(Stored data)

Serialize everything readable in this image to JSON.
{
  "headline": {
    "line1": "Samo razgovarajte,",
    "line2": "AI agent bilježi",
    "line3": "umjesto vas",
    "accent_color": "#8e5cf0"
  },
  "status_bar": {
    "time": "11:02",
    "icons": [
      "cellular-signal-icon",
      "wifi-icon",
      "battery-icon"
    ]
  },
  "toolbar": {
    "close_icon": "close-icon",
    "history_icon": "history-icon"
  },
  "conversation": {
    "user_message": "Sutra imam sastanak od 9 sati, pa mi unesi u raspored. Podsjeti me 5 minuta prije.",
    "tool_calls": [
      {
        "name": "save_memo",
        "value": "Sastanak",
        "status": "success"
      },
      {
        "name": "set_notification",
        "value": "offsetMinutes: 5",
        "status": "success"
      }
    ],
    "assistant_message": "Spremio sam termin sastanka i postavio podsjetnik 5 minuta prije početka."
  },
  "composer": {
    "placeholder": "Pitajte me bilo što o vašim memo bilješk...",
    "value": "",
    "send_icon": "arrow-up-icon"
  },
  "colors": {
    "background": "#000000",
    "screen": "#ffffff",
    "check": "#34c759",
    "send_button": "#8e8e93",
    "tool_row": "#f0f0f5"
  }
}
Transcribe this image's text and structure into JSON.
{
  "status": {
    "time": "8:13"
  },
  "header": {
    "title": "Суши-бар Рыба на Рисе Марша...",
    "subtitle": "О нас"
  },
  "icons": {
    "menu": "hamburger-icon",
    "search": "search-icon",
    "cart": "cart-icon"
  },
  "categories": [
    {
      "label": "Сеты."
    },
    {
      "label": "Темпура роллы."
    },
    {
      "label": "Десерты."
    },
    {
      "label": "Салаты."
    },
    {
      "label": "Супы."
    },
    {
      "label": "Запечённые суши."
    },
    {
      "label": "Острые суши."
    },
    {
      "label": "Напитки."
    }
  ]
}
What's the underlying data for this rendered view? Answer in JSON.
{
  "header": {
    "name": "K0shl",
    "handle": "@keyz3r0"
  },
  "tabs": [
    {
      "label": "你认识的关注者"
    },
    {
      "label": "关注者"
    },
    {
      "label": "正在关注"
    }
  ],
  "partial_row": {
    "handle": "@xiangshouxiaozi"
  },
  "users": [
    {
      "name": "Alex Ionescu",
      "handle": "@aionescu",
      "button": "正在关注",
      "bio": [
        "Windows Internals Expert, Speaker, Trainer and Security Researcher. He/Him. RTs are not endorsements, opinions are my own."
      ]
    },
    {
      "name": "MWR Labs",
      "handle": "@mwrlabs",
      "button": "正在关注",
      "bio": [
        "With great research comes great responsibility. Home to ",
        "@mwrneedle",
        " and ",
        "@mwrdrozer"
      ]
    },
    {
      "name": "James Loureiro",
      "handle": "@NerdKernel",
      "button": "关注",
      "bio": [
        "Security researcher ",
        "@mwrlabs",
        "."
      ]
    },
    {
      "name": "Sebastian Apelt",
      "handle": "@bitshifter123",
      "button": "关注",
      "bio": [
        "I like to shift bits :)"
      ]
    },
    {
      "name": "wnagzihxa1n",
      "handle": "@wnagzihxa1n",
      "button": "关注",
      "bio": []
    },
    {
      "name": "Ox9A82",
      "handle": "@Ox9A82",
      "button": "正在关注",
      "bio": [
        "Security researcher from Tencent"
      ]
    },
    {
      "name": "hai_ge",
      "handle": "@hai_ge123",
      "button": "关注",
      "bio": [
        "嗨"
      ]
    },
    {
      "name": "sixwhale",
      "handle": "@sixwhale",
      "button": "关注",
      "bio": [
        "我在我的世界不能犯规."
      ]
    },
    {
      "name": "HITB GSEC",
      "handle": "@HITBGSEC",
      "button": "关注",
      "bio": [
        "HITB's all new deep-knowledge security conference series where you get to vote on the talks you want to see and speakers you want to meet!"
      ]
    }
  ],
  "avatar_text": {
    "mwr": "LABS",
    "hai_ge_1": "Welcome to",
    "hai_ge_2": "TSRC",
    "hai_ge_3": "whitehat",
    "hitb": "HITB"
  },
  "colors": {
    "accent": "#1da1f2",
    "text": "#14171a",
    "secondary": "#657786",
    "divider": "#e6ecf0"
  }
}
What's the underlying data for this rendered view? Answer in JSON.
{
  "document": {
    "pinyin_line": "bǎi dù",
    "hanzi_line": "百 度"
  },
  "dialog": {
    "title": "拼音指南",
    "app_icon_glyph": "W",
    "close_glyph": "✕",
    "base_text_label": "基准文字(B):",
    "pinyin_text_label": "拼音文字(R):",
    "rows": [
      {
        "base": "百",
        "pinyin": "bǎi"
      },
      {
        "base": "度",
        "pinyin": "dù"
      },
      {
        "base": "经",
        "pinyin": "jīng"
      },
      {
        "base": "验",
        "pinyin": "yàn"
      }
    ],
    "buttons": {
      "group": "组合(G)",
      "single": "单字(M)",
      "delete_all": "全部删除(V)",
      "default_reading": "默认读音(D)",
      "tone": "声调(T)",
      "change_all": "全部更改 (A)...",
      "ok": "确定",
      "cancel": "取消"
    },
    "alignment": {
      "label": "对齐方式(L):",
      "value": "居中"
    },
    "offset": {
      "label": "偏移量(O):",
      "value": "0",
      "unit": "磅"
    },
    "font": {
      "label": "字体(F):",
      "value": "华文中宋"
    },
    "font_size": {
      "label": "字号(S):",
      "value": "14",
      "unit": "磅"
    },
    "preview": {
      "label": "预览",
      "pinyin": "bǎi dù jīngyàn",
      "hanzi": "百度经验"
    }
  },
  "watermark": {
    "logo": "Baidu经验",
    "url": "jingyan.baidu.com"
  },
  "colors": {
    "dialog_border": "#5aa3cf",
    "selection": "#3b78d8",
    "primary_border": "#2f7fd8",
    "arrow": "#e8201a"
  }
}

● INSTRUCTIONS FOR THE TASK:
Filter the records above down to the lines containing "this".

● YOUR SOLUTION:
Serialize everything readable in this image to JSON.
Transcribe this image's text and structure into JSON.
What's the underlying data for this rendered view? Answer in JSON.
What's the underlying data for this rendered view? Answer in JSON.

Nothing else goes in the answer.